The Buffalo River was subjected to a great deal of industrial contamination years ago. Efforts at pollution prevention and cleanup have helped to rehabilitate the water way, but a great deal of contamination still exists in the sediment at the bottom of the river. These contaminants can still have a negative effect on economic, social, and environmental uses of the river, but an ongoing collaboration between a number of agencies is working right now to clean up and restore the river bottom.
The U.S. Environmental Protection Agency, U.S. Army Corps of Engineers, Buffalo Niagara RIVERKEEPER, Honeywell and several other affiliated public and private entities have teamed up to complete a two-year dredging project that will remove 1.2 million cubic yards of contaminated sediment, which will provide a clean and supportive environment for local, native species to flourish.
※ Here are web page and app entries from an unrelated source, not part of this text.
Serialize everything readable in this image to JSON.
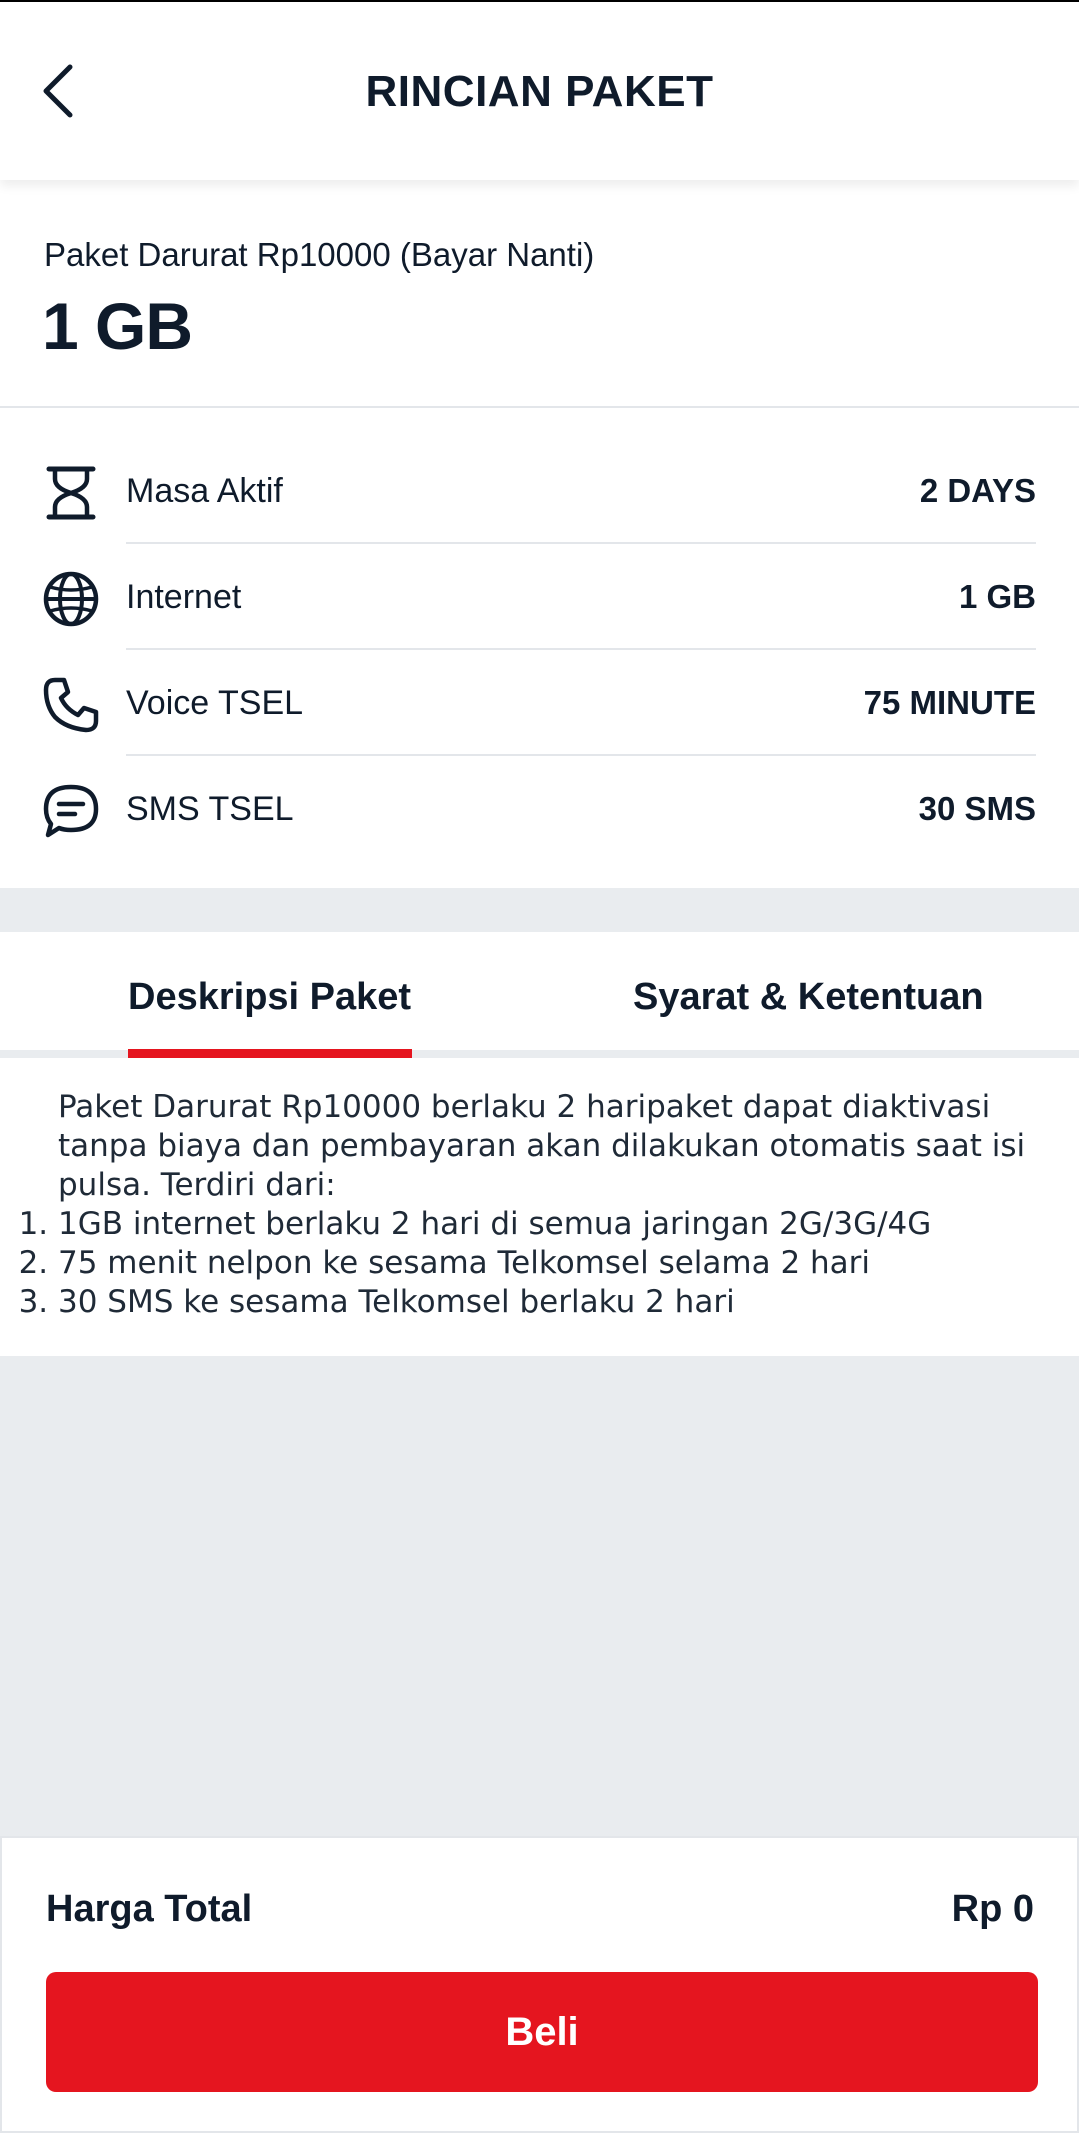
{
  "header": {
    "title": "RINCIAN PAKET",
    "back_icon": "chevron-left-icon"
  },
  "package": {
    "name": "Paket Darurat Rp10000 (Bayar Nanti)",
    "quota": "1 GB"
  },
  "benefits": [
    {
      "icon": "hourglass-icon",
      "label": "Masa Aktif",
      "value": "2 DAYS"
    },
    {
      "icon": "globe-icon",
      "label": "Internet",
      "value": "1 GB"
    },
    {
      "icon": "phone-icon",
      "label": "Voice TSEL",
      "value": "75 MINUTE"
    },
    {
      "icon": "chat-icon",
      "label": "SMS TSEL",
      "value": "30 SMS"
    }
  ],
  "tabs": [
    {
      "label": "Deskripsi Paket",
      "active": true
    },
    {
      "label": "Syarat & Ketentuan",
      "active": false
    }
  ],
  "description": {
    "intro": "Paket Darurat Rp10000 berlaku 2 haripaket dapat diaktivasi tanpa biaya dan pembayaran akan dilakukan otomatis saat isi pulsa. Terdiri dari:",
    "items": [
      "1GB internet berlaku 2 hari di semua jaringan 2G/3G/4G",
      "75 menit nelpon ke sesama Telkomsel selama 2 hari",
      "30 SMS ke sesama Telkomsel berlaku 2 hari"
    ]
  },
  "footer": {
    "total_label": "Harga Total",
    "total_value": "Rp 0",
    "buy_label": "Beli"
  },
  "colors": {
    "accent": "#e5151f",
    "text": "#0f1b2b",
    "background": "#e9ecef"
  }
}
Part of the work is being performed under the Great Lakes Legacy Act, which revitalizes once-thriving waterways through sediment cleanups and restoration. The act requires at least 35 percent of the project cost to come from non-federal partners. IISG’s Environmental Social Scientist Caitie McCoy has provided expertise for the project. For example, she prepared the publication The Buffalo River Restoration Project: Frequently Asked Questions. The FAQ gives detailed information on the Buffalo River Restoration Project, including the project’s timeframe, funding, impact, and more.